Of course we had heard enough stories from male travellers on that stretch as well. R was visiting a newspaper in UP. He stepped out of his lodge on his first night there and walked a few metres. A phone call from his angry host stops him in his tracks. "Where are you? Stand there. And don't move" A bewildered R is dragged into his host's car a few minutes later. His enraged host, the newspaper publisher, tells him: "Do not go anywhere alone. You will get kidnapped because you are our guest."

We stop in Moradabad, astonished and embarrased and grateful for a dirty loo in a completely empty mall. Several more hours later we are back in Bareilly and the hotel kindly sends someone out to the railway station to get us some thing to eat. We gobble bread omelettes and collapse.

In the morning we crawl to Lucknow. It is our third day in the same clothes and we hate ourselves a little. K and I are now caricatures. Sunglasses on, ipods plugged in and we stare angrily out of the windows at dirty little town after dirty little town.

We get to Lucknow barely in time. We buy a change of clothes and find a ladies' room where pretty women are astonished to see us brush our teeth and wash our faces with such vigour.

We scrape into the beauty pageant which we are covering just in time, with our city-slicker good humour restored. In a clothing store inside a mall we are suffocated by fellow reporters and the practised tunes of beauty pageant contestants. A man weaves through the crowd with a tray full of teacups. "Chai leejiye. Peene ki koshish kijiye."

Some hours later we are done. We have some time before the train to see the town. We race into Tundays for a fantastic meal, pack stuff for our carnivorous significant others and pay Rs 145. The shock never ends.

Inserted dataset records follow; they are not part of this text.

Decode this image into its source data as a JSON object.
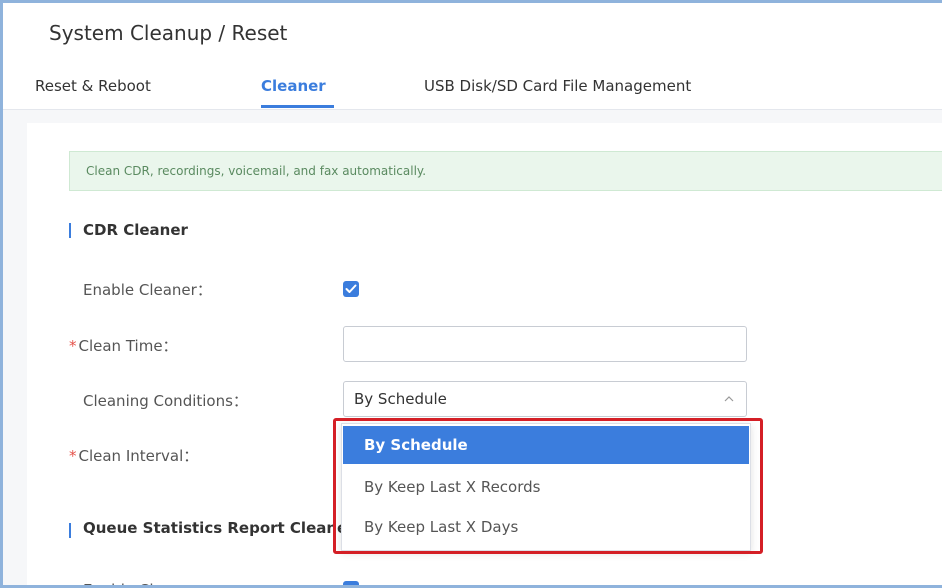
{
  "header": {
    "title": "System Cleanup / Reset"
  },
  "tabs": [
    {
      "label": "Reset & Reboot",
      "active": false
    },
    {
      "label": "Cleaner",
      "active": true
    },
    {
      "label": "USB Disk/SD Card File Management",
      "active": false
    }
  ],
  "banner": {
    "text": "Clean CDR, recordings, voicemail, and fax automatically."
  },
  "cdr_cleaner": {
    "section_title": "CDR Cleaner",
    "enable_label": "Enable Cleaner：",
    "enable_checked": true,
    "clean_time_label": "Clean Time：",
    "clean_time_value": "",
    "cleaning_conditions_label": "Cleaning Conditions：",
    "cleaning_conditions_value": "By Schedule",
    "clean_interval_label": "Clean Interval："
  },
  "dropdown": {
    "options": [
      {
        "label": "By Schedule",
        "selected": true
      },
      {
        "label": "By Keep Last X Records",
        "selected": false
      },
      {
        "label": "By Keep Last X Days",
        "selected": false
      }
    ]
  },
  "queue_section": {
    "section_title": "Queue Statistics Report Cleaner",
    "enable_label": "Enable Cleaner："
  },
  "colors": {
    "accent": "#3b7ddd",
    "required": "#e5534b",
    "highlight": "#d41f26",
    "banner_bg": "#eaf6ec"
  },
  "icons": {
    "checkbox": "check-icon",
    "select_arrow": "chevron-up-icon"
  }
}
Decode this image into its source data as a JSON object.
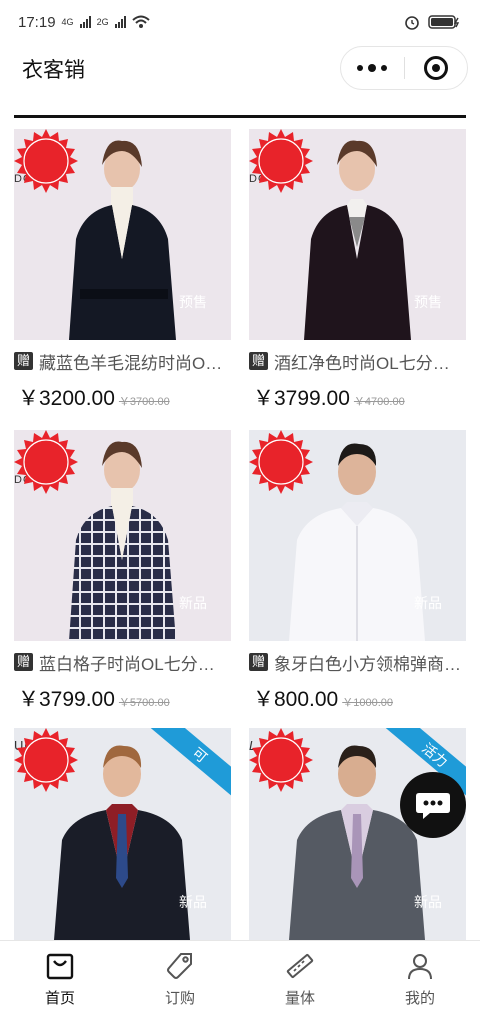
{
  "status": {
    "time": "17:19",
    "net1": "4G",
    "net2": "2G"
  },
  "nav": {
    "title": "衣客销"
  },
  "gift_label": "赠",
  "products": [
    {
      "name": "藏蓝色羊毛混纺时尚O…",
      "price": "￥3200.00",
      "old_price": "￥3700.00",
      "badge": "预售",
      "brand": "DOOR",
      "gift": true
    },
    {
      "name": "酒红净色时尚OL七分…",
      "price": "￥3799.00",
      "old_price": "￥4700.00",
      "badge": "预售",
      "brand": "DOOR",
      "gift": true
    },
    {
      "name": "蓝白格子时尚OL七分…",
      "price": "￥3799.00",
      "old_price": "￥5700.00",
      "badge": "新品",
      "brand": "DOOR",
      "gift": true
    },
    {
      "name": "象牙白色小方领棉弹商…",
      "price": "￥800.00",
      "old_price": "￥1000.00",
      "badge": "新品",
      "brand": "",
      "gift": true
    },
    {
      "name": "",
      "price": "",
      "old_price": "",
      "badge": "新品",
      "brand": "UCA",
      "ribbon": "可",
      "gift": false
    },
    {
      "name": "",
      "price": "",
      "old_price": "",
      "badge": "新品",
      "brand": "L MAR'",
      "ribbon": "活力",
      "gift": false
    }
  ],
  "tabbar": [
    {
      "label": "首页",
      "icon": "shopping-bag-icon",
      "active": true
    },
    {
      "label": "订购",
      "icon": "price-tag-icon",
      "active": false
    },
    {
      "label": "量体",
      "icon": "ruler-icon",
      "active": false
    },
    {
      "label": "我的",
      "icon": "person-icon",
      "active": false
    }
  ],
  "colors": {
    "badge_red": "#e8232a",
    "ribbon_blue": "#1f9bd8",
    "text_dark": "#111111"
  }
}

I am glad no one told me in advance how wonderfully whimsical the Bada Imambara is. It is a set of grand fairy-tale buildings. We got there around sunset and saw people darting around the domes flying kites speck-high in the sky.

K and I gawked wondering how on earth a pair of big catfish with fine curling moustaches had found themselves engraved on these walls. Wish I had a guide or a book or something. I do know I want to go back and see them again.

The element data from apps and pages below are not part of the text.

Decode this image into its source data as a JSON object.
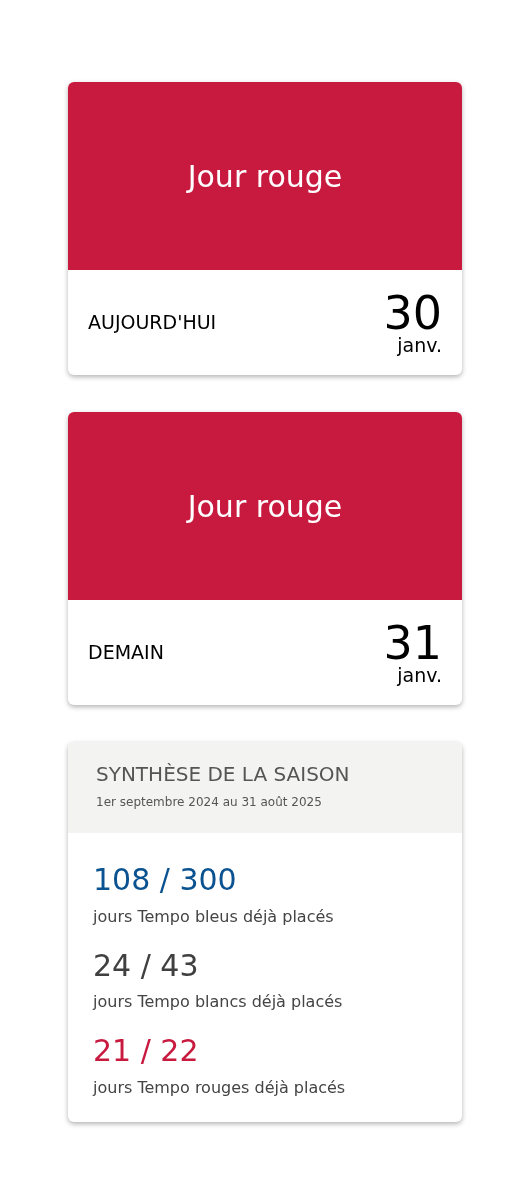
{
  "days": [
    {
      "status": "Jour rouge",
      "color": "#c8193f",
      "label": "AUJOURD'HUI",
      "day": "30",
      "month": "janv."
    },
    {
      "status": "Jour rouge",
      "color": "#c8193f",
      "label": "DEMAIN",
      "day": "31",
      "month": "janv."
    }
  ],
  "season": {
    "title": "SYNTHÈSE DE LA SAISON",
    "period": "1er septembre 2024 au 31 août 2025",
    "stats": [
      {
        "count": "108 / 300",
        "color": "#0b5390",
        "caption": "jours Tempo bleus déjà placés"
      },
      {
        "count": "24 / 43",
        "color": "#404040",
        "caption": "jours Tempo blancs déjà placés"
      },
      {
        "count": "21 / 22",
        "color": "#c8193f",
        "caption": "jours Tempo rouges déjà placés"
      }
    ]
  }
}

In Delhi the next morning K and I are attacked by a horde of auto and taxi drivers at Nizamuddin station while we stand in line at the prepaid counter. As soon as we have our receipts not one of them will be in sight and we would have been harangued for nothing.

We take a leaf out of our Lucknow book. We unleash long, filigreed sentences at them. Yes, we need a vehicle, does he have a plane? No? How shameful. What, he was not talking to me? How rude. But I want to talk to him. He seemed so interesting and I have such a lot to say this morning. Where was he going? Wait for me. Bhaiya Bhaiya, wait.


What delightful wanderings! Lucknow sounds quirky in the best possible way.

Wish you'd posted some photos.

January 16, 2009 at 11:29 AM  

Makes me wistful.

Do you follow Malayalam literature? Have you read Hardwaril Manikal Muzhangumbol? M Mukundan?

January 16, 2009 at 11:31 AM  

banno love: I shall ask K for some pictures, I am a terrible photographer.

Sajith: Hello, hello, havent seen you in a while. This is so weird. We were having a conversation about M Mukundan yesterday. I was complaining about Nritham and my friend was admiring 'Adithyanum Radhayum Mattu Chilarum'. I shall look up your recommendation

January 16, 2009 at 11:44 AM  

You write so well, N ... fills me with envy!!!

January 17, 2009 at 9:30 PM  

"Chai leejiye. Peene ki koshish kijiye."
Tell me you made this one up.
But thank you for this lovely long account - I think it's better without photos, actually. Made me imagine much. Especially the empty roads through the car window, the sign for the Science Fiction Institute, the empty mall - and, on the outside looking in, the people who saw you sunglasses-ed and ipod-ed...

January 18, 2009 at 12:42 PM  

Newer Post Older Post Home